MATERIALS AND METHODS: In total, 242 participants (n=242) with painful knee OA were randomized to receive 6 weeks of electrical dry needling, MT, and exercise (n=121) or MT and exercise (n=121). The primary outcome was related-disability as assessed by the Western Ontario and McMaster Universities (WOMAC) Osteoarthritis Index at 3 months.
RESULTS: Individuals receiving the combination of electrical dry needling, MT, and exercise experienced significantly greater improvements in related-disability (WOMAC: F=35.504; P<0.001) than those receiving MT and exercise alone at 6 weeks and 3 months. Patients receiving electrical dry needling were 1.7 times more likely to have completely stopped taking medication for their pain at 3 months than individuals receiving MT and exercise (OR, 1.6; 95% confidence interval, 1.24-2.01; P=0.001). On the basis of the cutoff score of =5 on the global rating of change, significantly (?=14.887; P<0.001) more patients (n=91, 75%) within the dry needling group achieved a successful outcome compared with the MT and exercise group (n=22, 18%) at 3 months. Effect sizes were large (standardized mean differences >0.82) for all outcome measures in favor of the electrical dry needling group at 3 months.
DISCUSSION: The inclusion of electrical dry needling into a MT and exercise program was more effective for improving pain, function, and related-disability than the application of MT and exercise alone in individuals with painful knee OA.

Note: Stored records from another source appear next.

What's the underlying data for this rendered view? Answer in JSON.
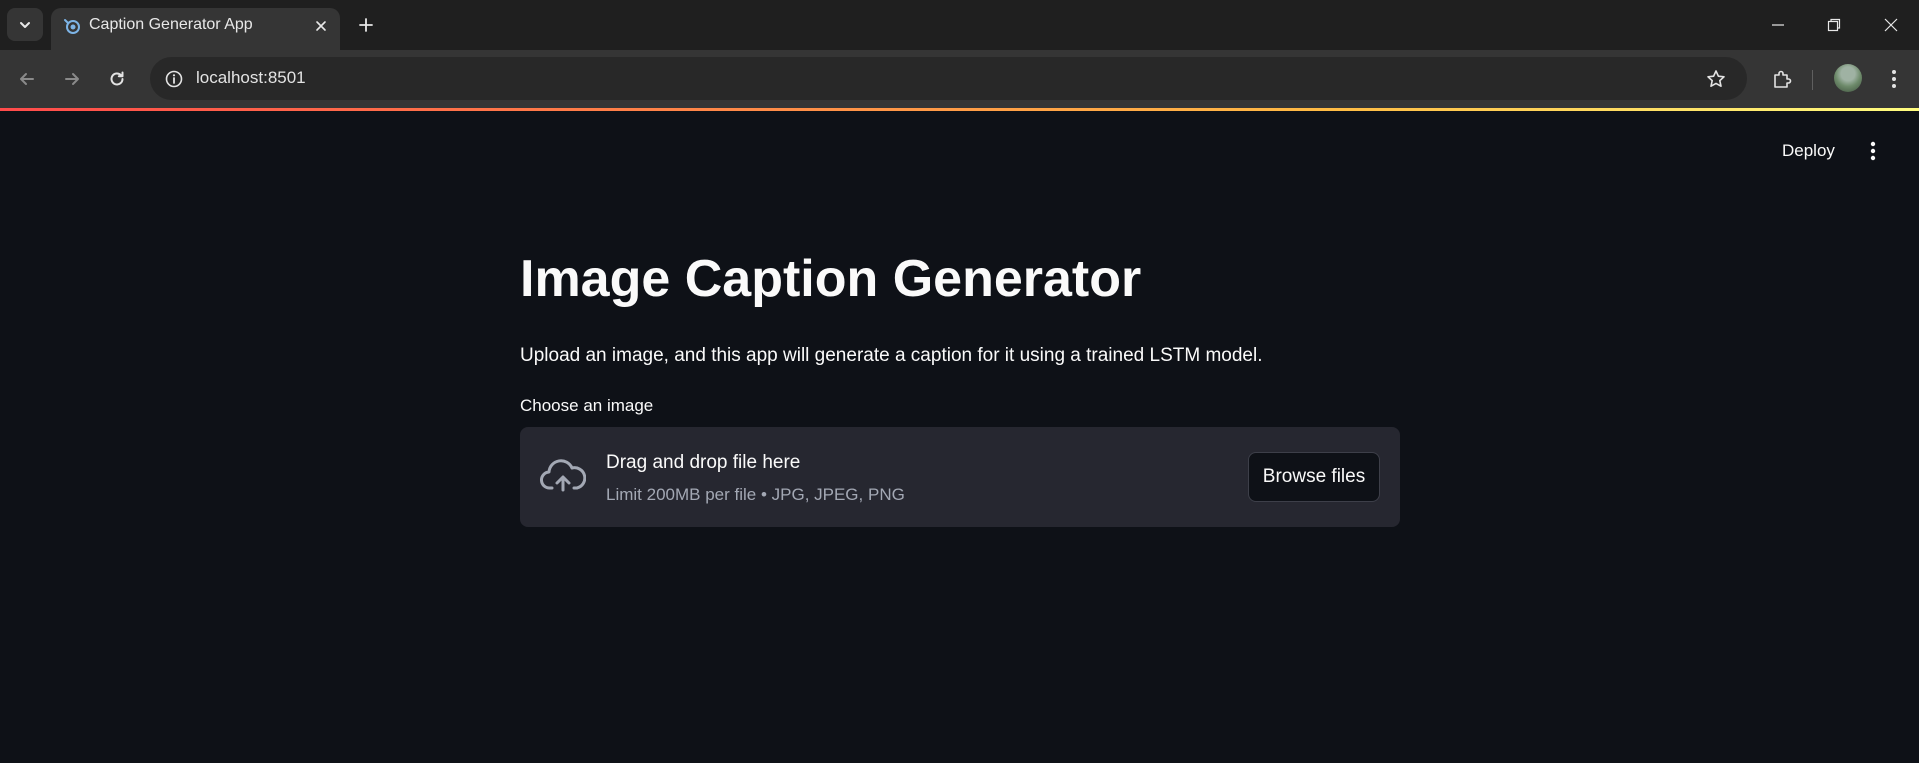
{
  "browser": {
    "tab_title": "Caption Generator App",
    "url": "localhost:8501",
    "icons": {
      "tab_search": "chevron-down-icon",
      "favicon": "streamlit-favicon",
      "tab_close": "close-icon",
      "new_tab": "plus-icon",
      "back": "arrow-left-icon",
      "forward": "arrow-right-icon",
      "reload": "reload-icon",
      "site_info": "info-icon",
      "bookmark": "star-icon",
      "extensions": "puzzle-icon",
      "menu": "kebab-menu-icon"
    }
  },
  "app": {
    "header": {
      "deploy_label": "Deploy"
    },
    "title": "Image Caption Generator",
    "description": "Upload an image, and this app will generate a caption for it using a trained LSTM model.",
    "uploader": {
      "label": "Choose an image",
      "drop_text": "Drag and drop file here",
      "limit_text": "Limit 200MB per file • JPG, JPEG, PNG",
      "browse_label": "Browse files"
    }
  },
  "colors": {
    "background": "#0e1117",
    "dropzone": "#262730",
    "text": "#fafafa",
    "muted_text": "#a3a8b4",
    "accent_gradient": [
      "#ff4b4b",
      "#ffbd45",
      "#fffd80"
    ]
  }
}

LEVEL OF EVIDENCE: Level 1b-therapy. Prospectively registered February 10, 2015 on www.clinicaltrials.gov (NCT02373631).
|Rehab Clinician (OT/PT)|
The trial is interesting but doesn't control for the many contextual factors that would drive one combination of treatments to out perform the other, especially for a pain-related outcome.
As always with this study design, the absence of blinding and control (sham acupuncture with/without electricity) may be problematic and should be borne in mind when interpreting the outcomes. Periosteal pecking is intensely painful and there would be no doubt in the mind of the patient that they were receiving the sharp end of the intervention. Add to that electricity, and the gulf 'encouragement' to improve could be compelling.